Society says keep moving. People tell me to look to the future. Things will change and get better. All words that are presumably meant to keep me going. These words don’t aid in the processing of current emotions; instead they tend to be words that remove these debilitating emotions or black them out from my mind so I can “make it through.” What if the idleness of my current situation is not for me to look to the future, but instead to look at what is currently going on at this present passing moment? How is it that I can so quickly dismiss what is going on in the now? This poses a major problem. What is going on with me? To figure that out, I have to really ask myself “How am I doing?” without the pretext that I am answering this question because I am going to be better.

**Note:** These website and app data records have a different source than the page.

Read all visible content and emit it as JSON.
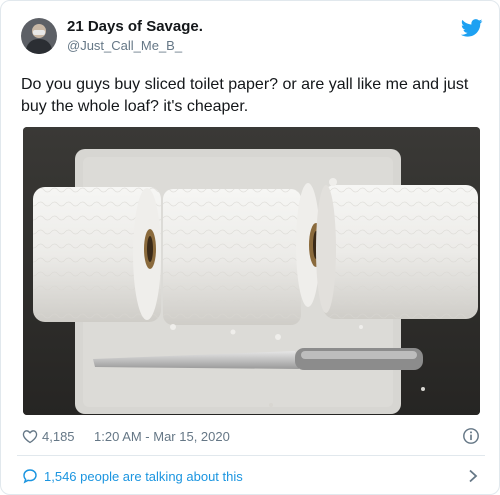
{
  "tweet": {
    "author_name": "21 Days of Savage.",
    "author_handle": "@Just_Call_Me_B_",
    "text": "Do you guys buy sliced toilet paper? or are yall like me and just buy the whole loaf? it's cheaper.",
    "likes": "4,185",
    "timestamp": "1:20 AM - Mar 15, 2020",
    "conversation_label": "1,546 people are talking about this"
  },
  "icons": {
    "brand": "twitter-bird-icon",
    "like": "heart-icon",
    "info": "info-icon",
    "conversation": "speech-bubble-icon",
    "more": "chevron-right-icon"
  },
  "colors": {
    "brand_blue": "#1da1f2",
    "link_blue": "#1b95e0",
    "secondary_text": "#657786",
    "border": "#e1e8ed"
  }
}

The answer to that question… I am doing… well, honestly… I am frustrated. Frustrated and bored of idleness. Is idleness my problem? No, not necessarily, but I feel that my idleness is a result of failure and doubt. So if I am not moving and things are not progressing, then I am in an ongoing state of failure. This feeling is what eats me alive. I doubt that things will change. Is this sense of failure true? I mean, I have failed at things in my past. But does that mean that right now I am walking in perpetual failure? I think this is where people speak statements that look to the future. Justifiably so, because the future brings tomorrow, and tomorrow’s possibilities can’t be the same as today or yesterday. In my case, it has been days of looking for tomorrow to bring something different. I am still waiting with an overarching doubt that anything is actually going to happen.
What does all of this mean? That I am a failure? No. It means that maybe in constantly looking for something to change for tomorrow, that my overarching desire for this change stops the progress of what is going on today. I miss out what God is speaking over me, what He has for me in this moment.
Can I be a failure in God’s eyes? A constant question that rolls through my heart, but definitely not through the heart of the Father. I believe this is the key. Understand the true heart of the Father. Not just for me but for so many of us who are in these “idle” seasons.
This brings me to the story of King David of the Old Testament, only he wasn’t a king yet. Constantly going through rigors of battle, hiding, obedience to God, and holding on to a promise that seems hard to believe will come to fruition. David doesn’t go through this waiting period as a totally outstanding heroic figure with an optimistic view of his distant future. Instead we see the story of man who goes through some serious hardships on the longer-than-expected journey to kingship. Yes, he doesn’t stray from the promise of God, but in that process, he doesn’t always come off as having it all together. Take for example, David acting insane in the presence of the Philistine king so he will not be killed. He was simply doing what it took to stay alive for that day. Sometimes he is even given what seems to be ideal opportunities to act and move to take his kingship by killing the current king. In obedience to the promise, that opportunity was not how God was to have him take the throne. Patience. Patience to the point that the only thing that can be relied on is that he was the anointed one of God and that God does not go back on His promises.
What am I left with, and what am I to do with it? I know that the Lord has called me. I know that I have been anointed for ministry. I know that the promise of ministry is just that, a promise. A promise that God does not renounce. My doubts are human. My flesh wants to blame myself. My heart is torn, and my mind is burned out. I am simply holding onto the promise that God has laid before me and His constant words of hope and peace that keep me going and living for the day. In the moment, I am learning to serve, love, and trust Him in every day. Trust not just for tomorrow, but fully for each day that I wake up. Whatever that day looks like. Whatever the task is for that day.
Failure and doubt are not the promises that have been given to me.